An Interview with NAGT's new President, Dr. Don Duggan-Haaspublished Nov 24, 2017 12:00am
How long have you been involved with NAGT, and how has being a part of the NAGT community influenced you as an educator?Don Duggan-Haas: While I've been an Earth science educator for thirty years (since I started teaching high school Earth science in Upstate New York in 1986), I've only been involved with NAGT for about ten years. My first twenty years would have been more effective if I'd joined earlier! The resources and opportunities provided through NAGT have sharpened my educational approaches. Likely the most important piece of that for me personally is the broadening of my professional network. The smart, wonderful and amusing colleagues I've connected to through my participation in NAGT are too numerous to count. Of course, the resources available through JGE, In the Trenches, and the Teach the Earth website are helpful as well, but it's the people that really make the organization.
DDH: I think I want to tweak the question a little, or at least offer a weird preface to my answer. I have loved teaching, and I love helping people deepen their understandings, but it's more like an addiction to work in classrooms (for me) than something done because I like it. The reality is, even though I've spent at least some time in classrooms every semester since I started kindergarten in 1968, I've never liked school.
What is one of your favorite things about teaching?
I think I recognized in junior high or high school that the structure of school is just fundamentally a bad idea - putting a thousand or more teenagers into a building and dividing them up into groups of 20 or 30 and having someone talk at them from 45 minutes (or thereabouts) about the pythagorean theorem and then having them move down the hall and have someone else talk at them for the exact same amount of time about rocks (or whatever) is just a bad idea.
I managed to suppress that understanding for a bunch of years as I went through college (basically the same structure as high school, though the blocks of time were a little different and there were thousands of students off largely by themselves in a little town somewhere), and in my years as a high school teacher, grad student and professor of education. But the understanding came back.
Fieldwork breaks the mold of traditional schooling and I think is considerably more effective than the traditional model. I love being in the field with learners, be they kids, teachers, or other adults. I love looking at a landscape or any feature within a landscape and puzzling through with interested others, why this place, this rock, this fossil, or whatever looks the way that it does. That puzzling is enjoyable when it leads to the deeper understanding of a place and when it leads to deeper questions that we're still working on.
DDH: I'm excited about further raising the voice of geoscience education, and about helping geoscience educators from K to gray and in every kind of setting kick butt at their jobs.
What are you excited about regarding the future of NAGT?
I'm also excited about wrestling with, and making progress on, the tightly connected questions I raised in my remarks at the NAGT Luncheon at GSA: Why isn't there conspicuous evidence of improvement in geoscience literacy? And,Why do we fail to bring innovations to scale?

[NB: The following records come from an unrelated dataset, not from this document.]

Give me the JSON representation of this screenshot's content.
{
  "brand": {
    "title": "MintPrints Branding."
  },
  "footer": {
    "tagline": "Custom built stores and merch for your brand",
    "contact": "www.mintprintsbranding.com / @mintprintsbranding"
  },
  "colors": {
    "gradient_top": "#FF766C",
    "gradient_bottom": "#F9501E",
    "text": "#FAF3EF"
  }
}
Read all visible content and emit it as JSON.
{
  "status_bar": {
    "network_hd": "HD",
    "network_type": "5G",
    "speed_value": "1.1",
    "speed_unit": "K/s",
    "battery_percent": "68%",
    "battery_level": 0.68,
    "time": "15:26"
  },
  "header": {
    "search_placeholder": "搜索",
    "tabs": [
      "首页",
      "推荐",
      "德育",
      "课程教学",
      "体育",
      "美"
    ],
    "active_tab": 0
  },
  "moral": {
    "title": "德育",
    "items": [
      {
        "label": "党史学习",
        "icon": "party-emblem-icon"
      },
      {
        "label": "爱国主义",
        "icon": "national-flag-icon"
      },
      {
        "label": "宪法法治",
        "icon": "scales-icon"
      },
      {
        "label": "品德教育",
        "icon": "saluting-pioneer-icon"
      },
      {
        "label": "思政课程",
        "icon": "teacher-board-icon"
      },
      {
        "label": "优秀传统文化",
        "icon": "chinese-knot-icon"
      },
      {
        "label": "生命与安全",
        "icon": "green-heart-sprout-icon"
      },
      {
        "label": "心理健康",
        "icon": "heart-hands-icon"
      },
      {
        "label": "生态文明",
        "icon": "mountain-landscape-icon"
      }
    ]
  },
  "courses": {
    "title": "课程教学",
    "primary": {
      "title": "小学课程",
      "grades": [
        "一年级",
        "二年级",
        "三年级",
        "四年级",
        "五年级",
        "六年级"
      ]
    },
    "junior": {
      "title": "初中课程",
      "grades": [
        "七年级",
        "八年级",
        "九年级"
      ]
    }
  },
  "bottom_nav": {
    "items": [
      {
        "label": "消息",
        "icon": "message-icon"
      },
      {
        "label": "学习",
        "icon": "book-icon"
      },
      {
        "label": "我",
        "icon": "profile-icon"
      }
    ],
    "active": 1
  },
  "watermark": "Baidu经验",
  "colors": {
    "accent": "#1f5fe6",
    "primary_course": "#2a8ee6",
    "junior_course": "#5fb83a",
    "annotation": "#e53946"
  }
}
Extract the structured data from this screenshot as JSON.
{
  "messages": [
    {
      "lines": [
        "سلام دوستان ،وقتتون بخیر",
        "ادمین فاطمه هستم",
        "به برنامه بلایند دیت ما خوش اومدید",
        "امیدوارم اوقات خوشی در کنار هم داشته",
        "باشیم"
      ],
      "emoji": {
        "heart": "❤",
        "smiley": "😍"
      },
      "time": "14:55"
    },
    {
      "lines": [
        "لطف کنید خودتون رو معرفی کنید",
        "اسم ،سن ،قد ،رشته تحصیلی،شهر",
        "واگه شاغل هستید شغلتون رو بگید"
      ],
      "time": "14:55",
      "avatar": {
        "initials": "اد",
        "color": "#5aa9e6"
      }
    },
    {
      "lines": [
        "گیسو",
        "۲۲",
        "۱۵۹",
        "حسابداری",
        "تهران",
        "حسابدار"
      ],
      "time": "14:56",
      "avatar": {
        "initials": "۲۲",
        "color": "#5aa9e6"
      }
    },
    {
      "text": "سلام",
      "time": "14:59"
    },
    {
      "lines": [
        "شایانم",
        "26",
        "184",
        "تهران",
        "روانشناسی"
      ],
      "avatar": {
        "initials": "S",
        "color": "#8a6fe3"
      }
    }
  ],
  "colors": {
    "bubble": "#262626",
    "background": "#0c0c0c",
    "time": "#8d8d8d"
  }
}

I have no doubt that the work we've done in geoscience education research has brought improvement to many of our members classrooms and departments, but if these changes are yielding broad improvements in the educational system writ large, there should be obvious improvements in the scientific literacy of the broader population. I am unaware of any such evidence.
If we want there to be evidence in the future, we have to turn some of our attention to why it's not there now. We've learned a lot in the last several decades about what works in classrooms. That's important. We should also give attention to the general question of why classrooms don't tend to work if our goal is to enable learners to apply geoscience understandings to the duties of citizenship and requirements of college and career. We should also look at what generally makes innovations work - why are some innovations adopted and others not?
Successful innovations tend to bring two or more well understood ideas or practices together in non-traditional ways. Berger (2016) labels such innovations as "optimally distinct." They are different enough from current practice to make a difference but not so different as to be difficult to understand.
In our work, we need to not only attend to what works in our own teaching, but what's likely to spread across the system of education. I'm excited at the possibilities that arise from serious investigation into these questions.
DDH: The closest I've ever come to a religious experience was the morning I woke up in the Hoh Rain Forest on Washinton's Olympic Peninsula. It was part of an epic journey catalyzed by the July 1991 solar eclipse. I was teaching high school and took the summer to wander the continent with my dear friend Andy Frank. In 61 days we visited 22 national parks in the US, Mexico and Canada.
What is one of your favorite places on Earth, and why?
For our visit to Olympic, we drove into our campsite in the middle of the night and set up our tent by the headlights of the car. When we came out of our tent the next morning, we were in the "cathedral primeval." Three-hundred foot tall Douglas Firs draped in moss and dappled by the morning sun was as breath-taking a sight as I have ever seen. To awaken in it without having seen it on our way in somehow added to its grandeur. While I've been to many stunningly beautiful places, I don't believe anything will ever dislodge Hoh from the top of the list.